• [Exercise objective]:
Print out all of the records exactly; no picture belongs in the result.

• [Input]:
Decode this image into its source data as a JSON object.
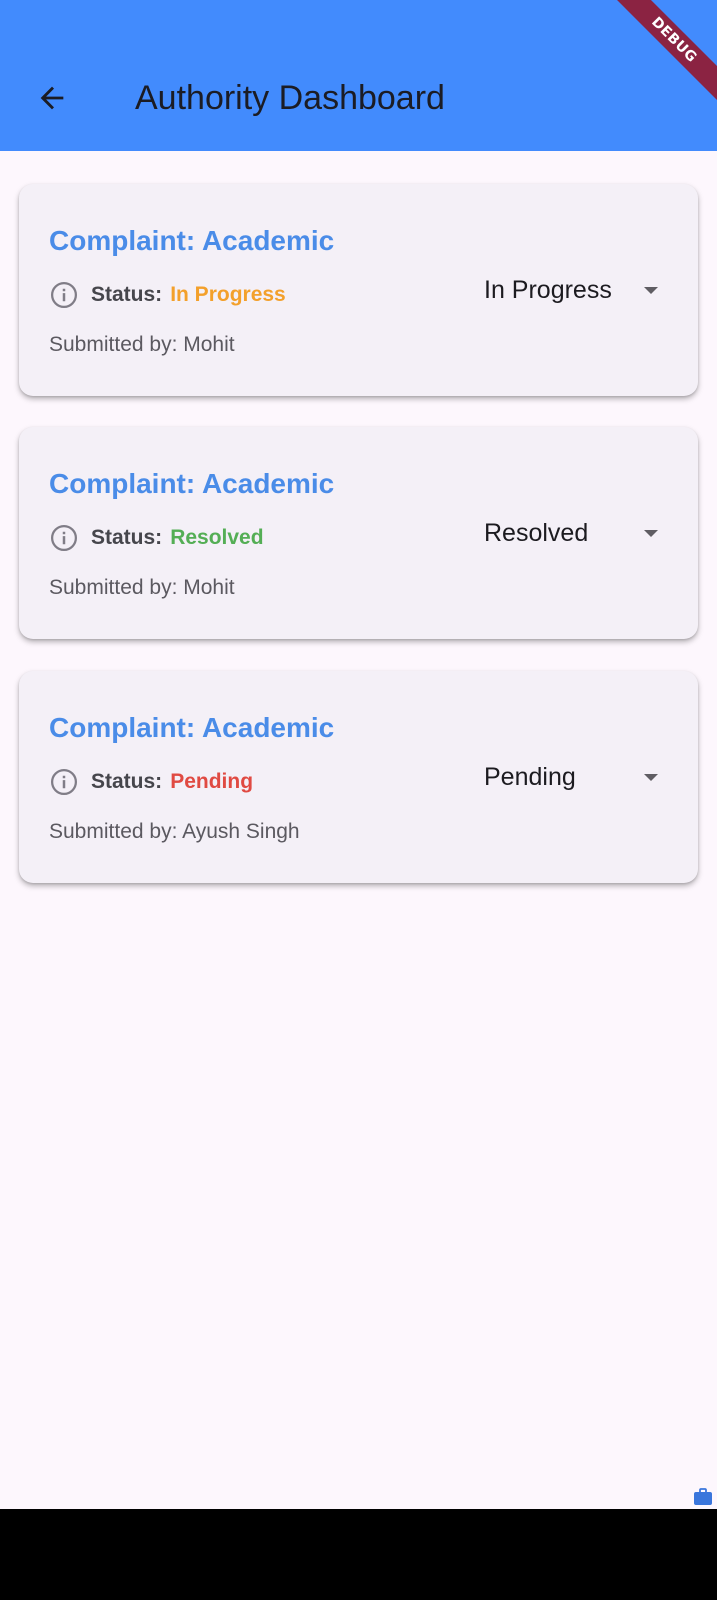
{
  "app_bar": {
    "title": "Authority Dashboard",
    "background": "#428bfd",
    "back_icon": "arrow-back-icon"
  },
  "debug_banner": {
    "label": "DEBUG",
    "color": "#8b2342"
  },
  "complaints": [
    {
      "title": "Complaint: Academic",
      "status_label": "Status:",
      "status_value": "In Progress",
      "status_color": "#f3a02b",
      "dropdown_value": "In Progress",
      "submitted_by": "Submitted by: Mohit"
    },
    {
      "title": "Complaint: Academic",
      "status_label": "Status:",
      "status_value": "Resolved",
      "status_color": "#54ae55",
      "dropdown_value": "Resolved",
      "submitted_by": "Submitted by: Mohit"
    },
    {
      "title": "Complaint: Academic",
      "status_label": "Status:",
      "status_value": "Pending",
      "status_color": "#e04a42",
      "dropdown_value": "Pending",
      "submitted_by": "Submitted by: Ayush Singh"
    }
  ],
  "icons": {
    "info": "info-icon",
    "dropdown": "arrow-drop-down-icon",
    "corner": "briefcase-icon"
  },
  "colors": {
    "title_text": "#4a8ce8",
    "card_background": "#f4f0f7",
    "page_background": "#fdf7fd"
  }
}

• [Response box]:
Decode this image into its source data as a JSON object.
{
  "app_bar": {
    "title": "Authority Dashboard",
    "background": "#428bfd",
    "back_icon": "arrow-back-icon"
  },
  "debug_banner": {
    "label": "DEBUG",
    "color": "#8b2342"
  },
  "complaints": [
    {
      "title": "Complaint: Academic",
      "status_label": "Status:",
      "status_value": "In Progress",
      "status_color": "#f3a02b",
      "dropdown_value": "In Progress",
      "submitted_by": "Submitted by: Mohit"
    },
    {
      "title": "Complaint: Academic",
      "status_label": "Status:",
      "status_value": "Resolved",
      "status_color": "#54ae55",
      "dropdown_value": "Resolved",
      "submitted_by": "Submitted by: Mohit"
    },
    {
      "title": "Complaint: Academic",
      "status_label": "Status:",
      "status_value": "Pending",
      "status_color": "#e04a42",
      "dropdown_value": "Pending",
      "submitted_by": "Submitted by: Ayush Singh"
    }
  ],
  "icons": {
    "info": "info-icon",
    "dropdown": "arrow-drop-down-icon",
    "corner": "briefcase-icon"
  },
  "colors": {
    "title_text": "#4a8ce8",
    "card_background": "#f4f0f7",
    "page_background": "#fdf7fd"
  }
}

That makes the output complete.